The event that signified the formal transition of Canadian political culture occurred in 2011. That year a lingering philosopher of the old Canada, Michael Ignatieff, made a run for Prime Minister. Lt.-Gen. Dallaire put his star power behind “Iggy.” It was an ill-fated choice. Few political pundits really understood just how doomed Ignatieff and his philosopher-king soldier-of-conscience coalition was. A historian, professor and former director of the Carr Centre for Human Rights Policy at Harvard University, Ignatieff led the Liberal party, which until then had ruled Canada for nearly two thirds of our history, to its worst showing at the polls … ever. An ass-kicking from which they may never recover.
A national depression with spikes of Conservative exuberance followed. Even the winners couldn’t contain their shock. Top Conservatives celebrated the “death of the Liberal brand” and with it the passing of what was once Canada. The cultural message in the fallout was profound. The days of a deep-thinking philosophical nation were over. And this leaves Canadians with a stark choice. The culture has moved and with it the historic political division of the center and left have dissolved. Defined by a return to a resource extraction economy, hard power in international politics and the rise of a neo-frontier myth, the stakes have never been higher.
The bittersweet lining of Canada’s newfound machismo is the unprecedented electoral gains of the mainstream left wing New Democratic Party and the election of North America’s first ever national Green Party representative. All is not lost for stalwarts of a heroic humanism.
Solving the Conservative riddle and the rise of Canada’s own “silent majority” will begin with a new paradigm of electoral resistance, the amalgamation of the greater side of Canadian character.
It will begin when Canadians stand up for who they really are, if they can remember.
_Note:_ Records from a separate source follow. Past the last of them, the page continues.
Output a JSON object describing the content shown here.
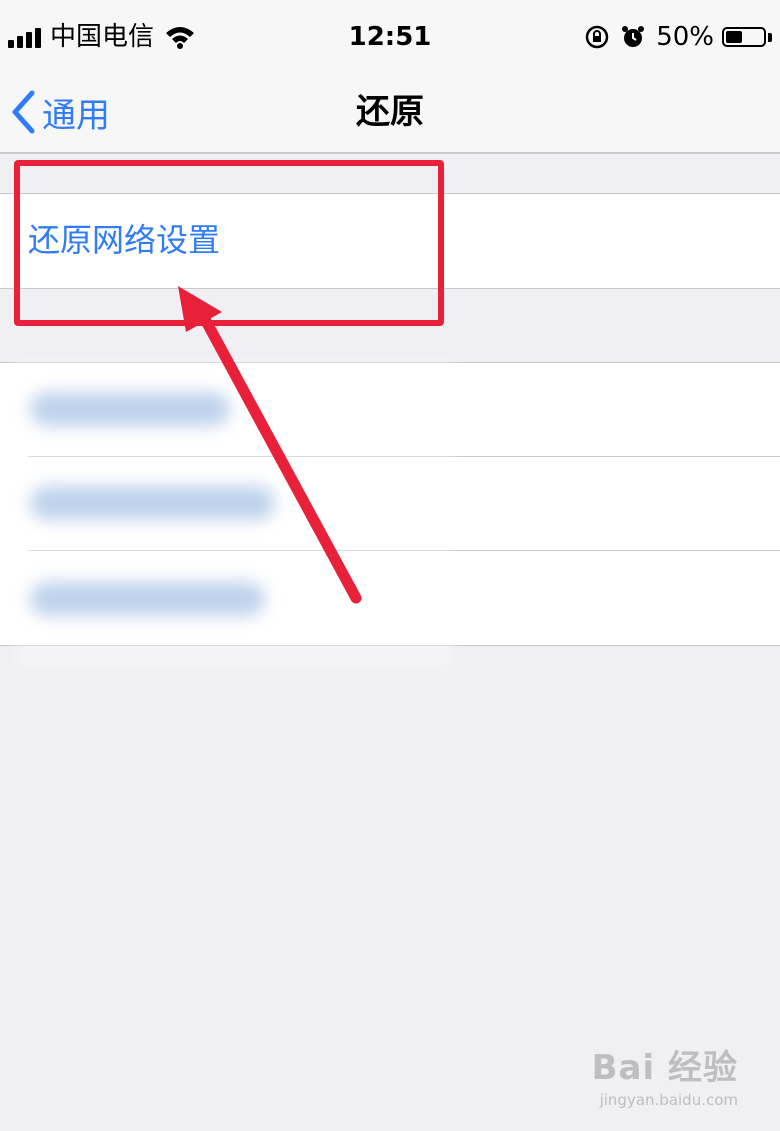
{
  "status_bar": {
    "carrier": "中国电信",
    "time": "12:51",
    "battery_percent": "50%",
    "battery_level": 0.5,
    "icons": [
      "signal-icon",
      "wifi-icon",
      "rotation-lock-icon",
      "alarm-icon",
      "battery-icon"
    ]
  },
  "nav": {
    "back_label": "通用",
    "title": "还原"
  },
  "settings": {
    "reset_network": "还原网络设置"
  },
  "watermark": {
    "logo": "Bai 经验",
    "url": "jingyan.baidu.com"
  },
  "colors": {
    "ios_blue": "#2f7cf6",
    "highlight_red": "#e8203a",
    "background": "#efeff4"
  }
}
Now plaster this poster across the country, and tweet @justinptrudeau, @ThomasMulclair & @Elizabeth May demanding them to merge the Liberals, NDP and Green Party to create a New Canada Party!